We have increased the current pace of refugee arrivals to approximately 900 individuals per week.
(State Department spokesperson)
Oh geez! What the heck is the Trump Administration doing?
As we have said repeatedly, Trump’s refugee admissions are not at the mercy of two rogue judges.
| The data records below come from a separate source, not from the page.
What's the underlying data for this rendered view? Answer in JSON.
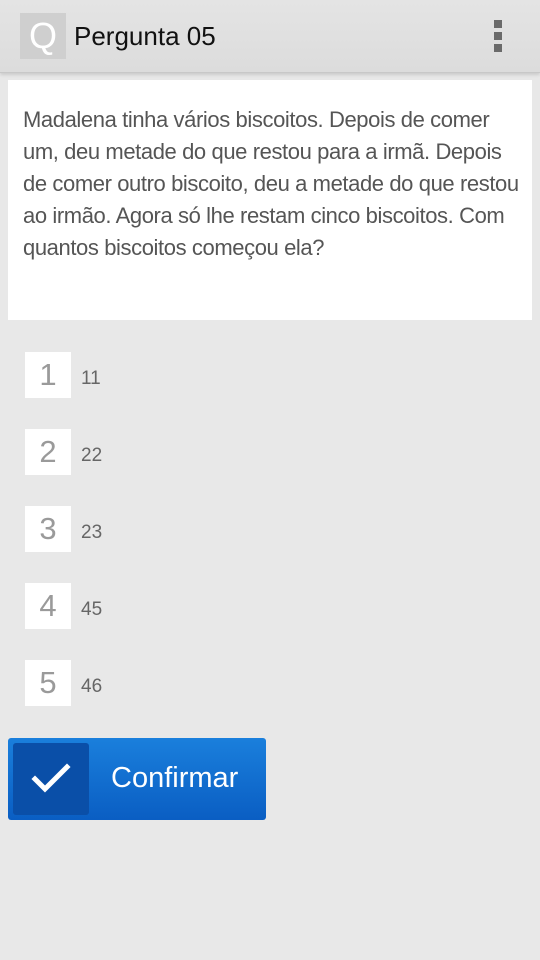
{
  "action_bar": {
    "icon_letter": "Q",
    "title": "Pergunta 05",
    "overflow_icon": "overflow-menu-icon"
  },
  "question": {
    "text": "Madalena tinha vários biscoitos. Depois de comer um, deu metade do que restou para a irmã. Depois de comer outro biscoito, deu a metade do que restou ao irmão. Agora só lhe restam cinco biscoitos. Com quantos biscoitos começou ela?"
  },
  "options": [
    {
      "number": "1",
      "value": "11"
    },
    {
      "number": "2",
      "value": "22"
    },
    {
      "number": "3",
      "value": "23"
    },
    {
      "number": "4",
      "value": "45"
    },
    {
      "number": "5",
      "value": "46"
    }
  ],
  "confirm": {
    "label": "Confirmar",
    "icon": "checkmark-icon",
    "color": "#1272d4"
  }
}
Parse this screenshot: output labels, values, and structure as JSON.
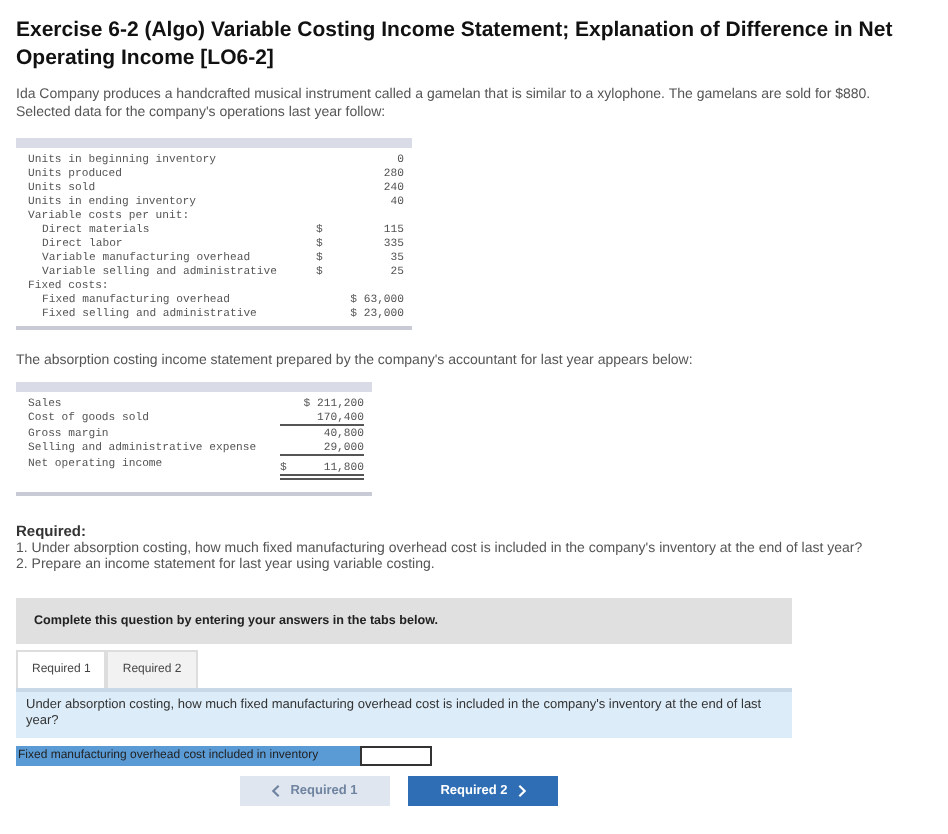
{
  "title": "Exercise 6-2 (Algo) Variable Costing Income Statement; Explanation of Difference in Net Operating Income [LO6-2]",
  "intro": "Ida Company produces a handcrafted musical instrument called a gamelan that is similar to a xylophone. The gamelans are sold for $880. Selected data for the company's operations last year follow:",
  "data_table": [
    {
      "label": "Units in beginning inventory",
      "value": "0"
    },
    {
      "label": "Units produced",
      "value": "280"
    },
    {
      "label": "Units sold",
      "value": "240"
    },
    {
      "label": "Units in ending inventory",
      "value": "40"
    },
    {
      "label": "Variable costs per unit:",
      "children": [
        {
          "label": "Direct materials",
          "dollar": "$",
          "value": "115"
        },
        {
          "label": "Direct labor",
          "dollar": "$",
          "value": "335"
        },
        {
          "label": "Variable manufacturing overhead",
          "dollar": "$",
          "value": "35"
        },
        {
          "label": "Variable selling and administrative",
          "dollar": "$",
          "value": "25"
        }
      ]
    },
    {
      "label": "Fixed costs:",
      "children": [
        {
          "label": "Fixed manufacturing overhead",
          "value": "$ 63,000"
        },
        {
          "label": "Fixed selling and administrative",
          "value": "$ 23,000"
        }
      ]
    }
  ],
  "statement_intro": "The absorption costing income statement prepared by the company's accountant for last year appears below:",
  "statement": [
    {
      "label": "Sales",
      "value": "$ 211,200",
      "kind": "plain"
    },
    {
      "label": "Cost of goods sold",
      "value": "170,400",
      "kind": "subtotal"
    },
    {
      "label": "Gross margin",
      "value": "40,800",
      "kind": "plain"
    },
    {
      "label": "Selling and administrative expense",
      "value": "29,000",
      "kind": "subtotal"
    },
    {
      "label": "Net operating income",
      "dollar": "$",
      "value": "11,800",
      "kind": "total"
    }
  ],
  "required": {
    "heading": "Required:",
    "items": [
      "1. Under absorption costing, how much fixed manufacturing overhead cost is included in the company's inventory at the end of last year?",
      "2. Prepare an income statement for last year using variable costing."
    ]
  },
  "instruction": "Complete this question by entering your answers in the tabs below.",
  "tabs": [
    {
      "label": "Required 1",
      "selected": true
    },
    {
      "label": "Required 2",
      "selected": false
    }
  ],
  "question": "Under absorption costing, how much fixed manufacturing overhead cost is included in the company's inventory at the end of last year?",
  "answer_field": {
    "label": "Fixed manufacturing overhead cost included in inventory"
  },
  "nav_buttons": [
    {
      "label": "Required 1",
      "kind": "prev",
      "disabled": true
    },
    {
      "label": "Required 2",
      "kind": "next",
      "disabled": false
    }
  ]
}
He can bring in any number under the CEILING set either by Obama (110,000) or his reduced ceiling (50,000).
After resettlement contractors reduced their staffs (their federal funding depends on a per head payment for each refugee they resettle), now, if the Huffington Post is right, their numbers will go up from a previously predicted 400 per week to 900 per week and are complaining about being understaffed!
If you calculate 900 a week for the remaining (approx. 26 weeks in this fiscal year) and add that number to the number of refugees as of today (38,789) the result is approximately 62,189.
To put that number in perspective, the Bush Administration was BELOW that number in 2002, 2003, 2006, 2007 and 2008.
Even Obama was below that number in 2011 and 2012! (see here).
(We told you here that as of yesterday they have not ticked-up to 900 a week, yet!)
Here is what HuffPo is reporting:
The number of refugees being resettled in the U.S. has shot up ever since a federal court struck down portions of President Donald Trump’s second executive order on immigration earlier this month.
While this has allowed many to breathe a sigh of relief, it’s placing serious strain on the organizations responsible for bringing refugees to America and helping them resettle.
“In accordance with the Court Order, and consistent with both our operational capacity and our capacity under available funding, we have increased the current pace of refugee arrivals to approximately 900 individuals per week,” a State Department spokesperson told The Huffington Post in a statement on Tuesday. “New refugee pre-screening interviews will continue to be scheduled and conducted at Resettlement Support Centers around the world.”
Trump has signed two executive orders attempting to prevent refugees from finding safe haven in the United States since entering office. Both were legally challenged amid mass protests.
His first order, signed on Jan. 27, halted the refugee resettlement program for 120 days, among other things, and slashed the number of people who could be resettled in the U.S. from 110,000 in the 2017 fiscal year to 50,000.
As a result, the number of refugees entering the country weekly had been limited to 400 people, in an effort to avoid reaching the 50,000 quota too soon (the 2017 fiscal year ends on Sept. 30). Fewer refugees means less money allocated to the agencies that resettle refugees, since they receive federal funding contingent on the number of people they take care of.
Parts of this order were struck down in federal court in February, but the quota remained unchanged. So the 400 per week figure was in effect until Trump’s revised ban was struck down in a Hawaii federal court on March 15, only hours before it was supposed to be implemented.
Continue reading here.
This is further evidence to explain why the Lutheran Immigration and Refugee Service is “cautiously hopeful.”
Next, I need to find out what role Congress is playing—have the RINOs increased funding for the USRAP (US Refugee Admissions Program)?